This exercise is a part of Educator Guide: Insect Swarms Might Electrify the Sky / View Guide

Directions for teachers: Ask students to read the online Science News article “Insect swarms might generate as much electric charge as storm clouds,” which explores how insect-induced static electricity might affect the atmosphere, and answer the following questions. A version of the article, “Insect swarms might electrify the sky” appears in the December 3, 2022 issue of Science News.

1. How does the author hook you into reading the article? What literary device does the author use and why do you think they chose this literary device?

The first sentence of the article uses an analogy that compares the electricity produced between animals to romantic feelings between two people. An analogy is a comparison between things that have similar features. This literary device is often used to help explain a principle or an idea. In the article, the analogy helps the reader understand that this article will cover the topic of animal electricity.

2. What types of things does the atmosphere’s electric field influence?

The atmosphere’s electric field affects how dust moves as well as the formation of water droplets and lightning strikes.

3. How are flying insects like particles in the atmosphere, according to physicist Joseph Dwyer?

Particles moving around in the atmosphere charge up easily and contribute to the atmosphere’s electric field. Flying insects basically do the same thing.

4. What unexpected observation led scientists to investigate the question: How does biology influence atmospheric electricity?

When honeybees passed over a sensor that measures atmospheric electricity, the electric charge strength increased by an average of 100 volts per meter. And denser swarms produced greater increases in charge.   

5. A claim is an assertion of something as a fact. What is one scientific claim made by scientists in the article that attempted to answer their new scientific question?

The electricity produced by swarms of insects such as honeybees and locusts could add to the atmosphere’s electric charge.

6. Evidence is the scientific data that are given to support a claim. What information do the scientists give as evidence?

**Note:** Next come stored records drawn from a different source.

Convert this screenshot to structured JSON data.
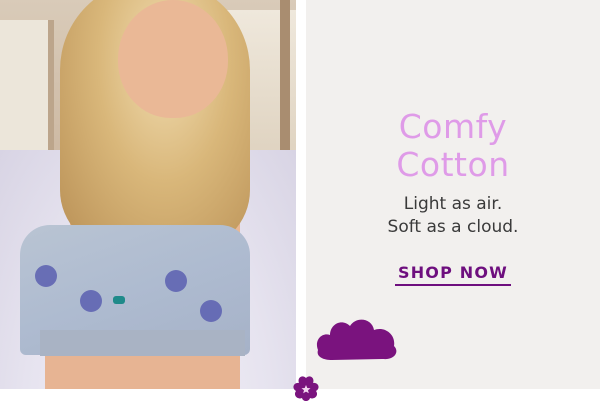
{
  "banner": {
    "headline_line1": "Comfy",
    "headline_line2": "Cotton",
    "subline_line1": "Light as air.",
    "subline_line2": "Soft as a cloud.",
    "cta_label": "SHOP NOW"
  },
  "colors": {
    "headline": "#df9be8",
    "body_text": "#3a3a3a",
    "cta": "#6e0f7e",
    "accent_shape": "#7a137e",
    "panel_bg": "#f2f0ee"
  },
  "icons": {
    "cloud_shape": "purple-cloud-shape",
    "logo": "flower-logo-icon"
  }
}
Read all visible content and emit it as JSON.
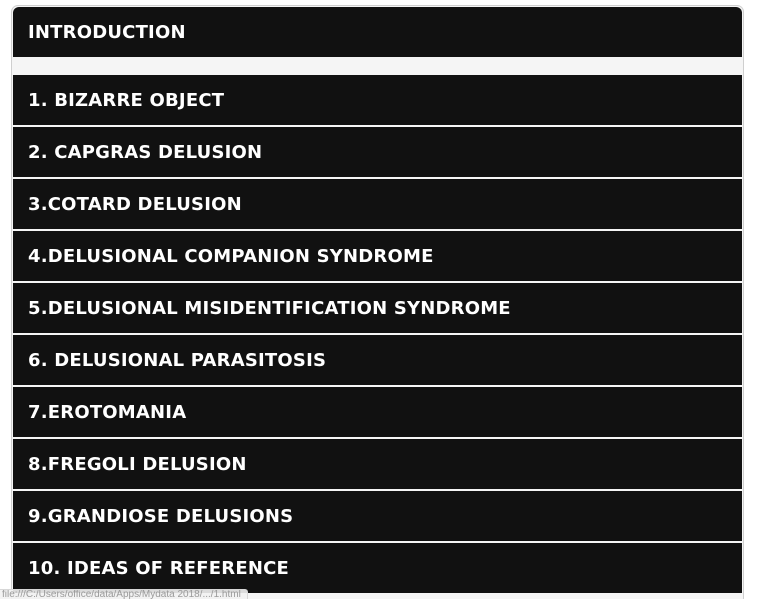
{
  "header": {
    "title": "INTRODUCTION"
  },
  "items": [
    {
      "label": "1. BIZARRE OBJECT"
    },
    {
      "label": "2. CAPGRAS DELUSION"
    },
    {
      "label": "3.COTARD DELUSION"
    },
    {
      "label": "4.DELUSIONAL COMPANION SYNDROME"
    },
    {
      "label": "5.DELUSIONAL MISIDENTIFICATION SYNDROME"
    },
    {
      "label": "6. DELUSIONAL PARASITOSIS"
    },
    {
      "label": "7.EROTOMANIA"
    },
    {
      "label": "8.FREGOLI DELUSION"
    },
    {
      "label": "9.GRANDIOSE DELUSIONS"
    },
    {
      "label": "10. IDEAS OF REFERENCE"
    }
  ],
  "status_bar": {
    "url": "file:///C:/Users/office/data/Apps/Mydata 2018/.../1.html"
  },
  "colors": {
    "row_background": "#111111",
    "text": "#ffffff",
    "panel_background": "#f5f5f5"
  }
}
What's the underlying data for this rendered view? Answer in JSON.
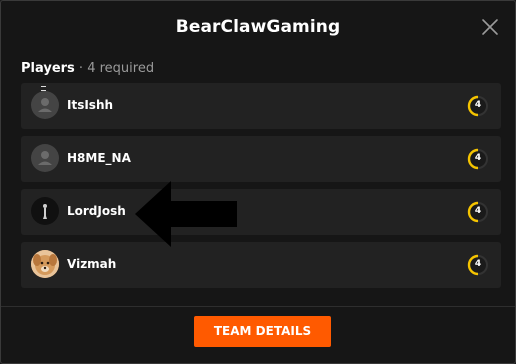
{
  "modal": {
    "title": "BearClawGaming",
    "close_icon": "close-icon"
  },
  "players_section": {
    "label": "Players",
    "separator": " · ",
    "required_text": "4 required"
  },
  "players": [
    {
      "name": "ItsIshh",
      "avatar": "default-avatar-icon",
      "level": "4"
    },
    {
      "name": "H8ME_NA",
      "avatar": "default-avatar-icon",
      "level": "4"
    },
    {
      "name": "LordJosh",
      "avatar": "custom-avatar-dark",
      "level": "4"
    },
    {
      "name": "Vizmah",
      "avatar": "custom-avatar-dog",
      "level": "4"
    }
  ],
  "footer": {
    "team_details_label": "TEAM DETAILS"
  },
  "colors": {
    "accent": "#ff5a00",
    "level_ring": "#f5c400",
    "row_bg": "#222222",
    "modal_bg": "#161616"
  }
}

The scientists measured the charges of individual desert locusts, found locust density data from other studies and used a computer simulation based on the honeybee swarm to estimate the per-meter electric charge of a locust swarm.

7. Reasoning is the explanation of why the evidence supports the claim. What reasoning is given by the scientists?

Because the electric charge of the simulated locust swarm was on par with that in storm clouds, scientists think that the electricity generated by locusts and other flying insects may be large enough to impact the environment.

8. Why were scientists interested in studying locusts?

Scientists were interested in studying locusts because the insects can form gigantic swarms. 

9. Could locust swarms generate enough electricity to produce lightning? How might the electricity produced by insect swarms affect people?

No, it is unlikely that locust swarms would ever reach the densities required to produce lightning. But the swarms could interfere with sensors that people use to monitor lightning strikes.